“You don’t owe anyone shit” is a mantra the author, journalist and BuzzFeed Canada editor has probably had to repeat to herself often over the past year. Koul, who was already in the public eye thanks to her excellent writing in The New Yorker, The Hairpin, The Globe and Mail and The Guardian US, hit headlines in February of last year when she tweeted a call out for submissions. She wrote: “Would you like to write longform for @BuzzFeedCanada? WELL YOU CAN. We want pitches for your Canada-centric essays & reporting,” followed by a second tweet reading: “@BuzzFeedCanada would particularly like to hear from you if you are not white and not male.”

To many people, the tweet would seem fair in an industry where women and people of colour are still shamefully underrepresented, but Koul’s affirmative action immediately caught the ire of many people online. Koul must have foreseen the backlash because she promptly tweeted: “IF YOU’RE A WHITE MAN UPSET THAT WE ARE LOOKING MOSTLY FOR NON-WHITE NON-MEN … I DON’T CARE ABOUT YOU … GO WRITE FOR MACLEAN’S.”

What happened next was a gross display of Internet trolling, a free-for-all of racialized hate speech and a barrage of messages threatening sexual assault, murder and even dismemberment. It wasn’t long before someone tweeted the story to Milo Yiannopoulos (who people call a “provocateur,” but what they really mean is that he’s a misogynistic, racist, shit-stirring hate-monger who recently had to resign from his job at alt-right Breitbart News after a video surfaced of him saying that sex between adults and children could sometimes be consensual).

Yiannopoulos has become the unofficial leader of the men’s rights movement and, unfortunately for Koul, his followers descended upon her Twitter account with a tidal wave of hatred, anger, racism and misogyny. In the end, Koul did something that would seem unthinkable for a millennial writer and media commentator: she deleted her Twitter account.
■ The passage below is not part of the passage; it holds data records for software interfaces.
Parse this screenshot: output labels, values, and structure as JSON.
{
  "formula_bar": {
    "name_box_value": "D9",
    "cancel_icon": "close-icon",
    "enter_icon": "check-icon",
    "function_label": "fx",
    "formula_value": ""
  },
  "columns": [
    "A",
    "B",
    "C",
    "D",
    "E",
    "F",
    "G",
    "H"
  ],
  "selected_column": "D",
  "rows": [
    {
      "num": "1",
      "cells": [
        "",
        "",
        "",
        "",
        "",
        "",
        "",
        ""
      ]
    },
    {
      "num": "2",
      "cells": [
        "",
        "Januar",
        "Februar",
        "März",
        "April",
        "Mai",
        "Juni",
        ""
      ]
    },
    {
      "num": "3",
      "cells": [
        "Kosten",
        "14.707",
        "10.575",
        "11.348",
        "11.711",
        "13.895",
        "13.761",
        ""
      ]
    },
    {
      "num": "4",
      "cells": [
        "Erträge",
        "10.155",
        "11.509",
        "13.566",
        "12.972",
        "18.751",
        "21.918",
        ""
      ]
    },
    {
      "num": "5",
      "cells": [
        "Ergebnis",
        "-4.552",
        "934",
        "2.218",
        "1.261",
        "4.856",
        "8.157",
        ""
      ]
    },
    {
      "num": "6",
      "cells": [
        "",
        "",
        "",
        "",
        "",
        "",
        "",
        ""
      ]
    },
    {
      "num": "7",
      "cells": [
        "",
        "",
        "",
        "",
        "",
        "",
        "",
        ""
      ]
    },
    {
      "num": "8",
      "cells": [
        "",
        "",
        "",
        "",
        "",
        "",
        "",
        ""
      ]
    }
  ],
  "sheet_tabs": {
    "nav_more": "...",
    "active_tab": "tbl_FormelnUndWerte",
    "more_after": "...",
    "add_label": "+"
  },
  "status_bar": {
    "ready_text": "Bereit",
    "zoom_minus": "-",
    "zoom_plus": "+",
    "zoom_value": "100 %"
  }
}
It’s an experience Koul writes about with clear-eyed honesty in her book of personal essays, which was released in Canada last week. One Day We’ll All Be Dead And None Of This Will Matter is a collection of ten personal essays that range in topics from a shopping trip gone terribly wrong to navigating the world as a brown woman to the trials and tribulations of growing up as a first-generation child of Kashmiri immigrants. She ties it all together with an acerbic wit and the no-holds-barred attitude of a writer who is not afraid to say things as they are.

In an essay entitled “Mute, she writes about the Twitter harassment, but it’s not the only essay in the book in which Koul tears open her chest and pours her guts onto the page. “Writing [the book] was difficult and it was a lot of ripping up old wounds again, but I think it’s better for it,” says Koul. “To be able to write something that will resonate, or even to write something for myself that feels honest, you have to go through a process of discomfort.”
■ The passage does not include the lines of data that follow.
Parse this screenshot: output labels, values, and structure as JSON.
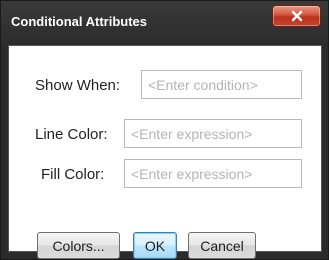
{
  "window": {
    "title": "Conditional Attributes",
    "close_icon": "close-x-icon"
  },
  "form": {
    "show_when": {
      "label": "Show When:",
      "placeholder": "<Enter condition>"
    },
    "line_color": {
      "label": "Line Color:",
      "placeholder": "<Enter expression>"
    },
    "fill_color": {
      "label": "Fill Color:",
      "placeholder": "<Enter expression>"
    }
  },
  "buttons": {
    "colors": "Colors...",
    "ok": "OK",
    "cancel": "Cancel"
  },
  "colors": {
    "titlebar": "#2c2c2c",
    "close_button": "#c8452c",
    "default_button_border": "#3c7fb1"
  }
}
There’s no denying Koul dug deep to deliver these essays. Whether she’s talking about her girlhood in Calgary as the daughter of Indian immigrants or her coming-of-age in Toronto amidst a landscape still unsafe for many women, Koul writes with candour, incisiveness and humour (she is hilarious in person and on the page) and offers a fresh and much-need voice on racial and sexual politics.

The release of One Day We’ll All Be Dead And None Of This Will Matter has been a whirlwind of press events, interviews and television appearances. She admits it sometimes feels a bit uncomfortable to talk about herself and the book so much, but she’s enjoying the ride.
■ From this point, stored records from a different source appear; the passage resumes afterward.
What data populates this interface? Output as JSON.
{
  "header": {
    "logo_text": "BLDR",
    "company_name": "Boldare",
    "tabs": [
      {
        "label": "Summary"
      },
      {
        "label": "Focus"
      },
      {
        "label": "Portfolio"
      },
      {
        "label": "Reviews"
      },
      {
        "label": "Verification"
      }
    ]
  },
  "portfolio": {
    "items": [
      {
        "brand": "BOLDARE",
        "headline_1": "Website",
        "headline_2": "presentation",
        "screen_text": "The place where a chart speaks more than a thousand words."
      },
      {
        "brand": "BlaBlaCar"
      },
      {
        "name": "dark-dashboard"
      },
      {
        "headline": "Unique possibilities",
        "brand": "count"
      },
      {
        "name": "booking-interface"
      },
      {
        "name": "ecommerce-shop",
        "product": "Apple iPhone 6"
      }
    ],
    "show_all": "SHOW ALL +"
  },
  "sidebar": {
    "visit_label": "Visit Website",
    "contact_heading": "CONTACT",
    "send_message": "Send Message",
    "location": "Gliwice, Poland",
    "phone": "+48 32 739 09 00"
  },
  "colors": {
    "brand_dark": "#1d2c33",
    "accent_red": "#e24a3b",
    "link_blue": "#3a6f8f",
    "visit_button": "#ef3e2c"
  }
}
Koul continues to work as a senior writer at BuzzFeed Canada and has no plans yet for another book.

“I don’t want to do anything at all,” she says with a laugh. “I would like to sit in a dark room and be alone for five minutes. I’m going to have to do something, I know that. But I also think the public needs some time to not hear from me, so I’m going to give everyone a break.”

Koul may not owe anyone shit but she has given us her all in this book, and I’m thankful she did.

0 comments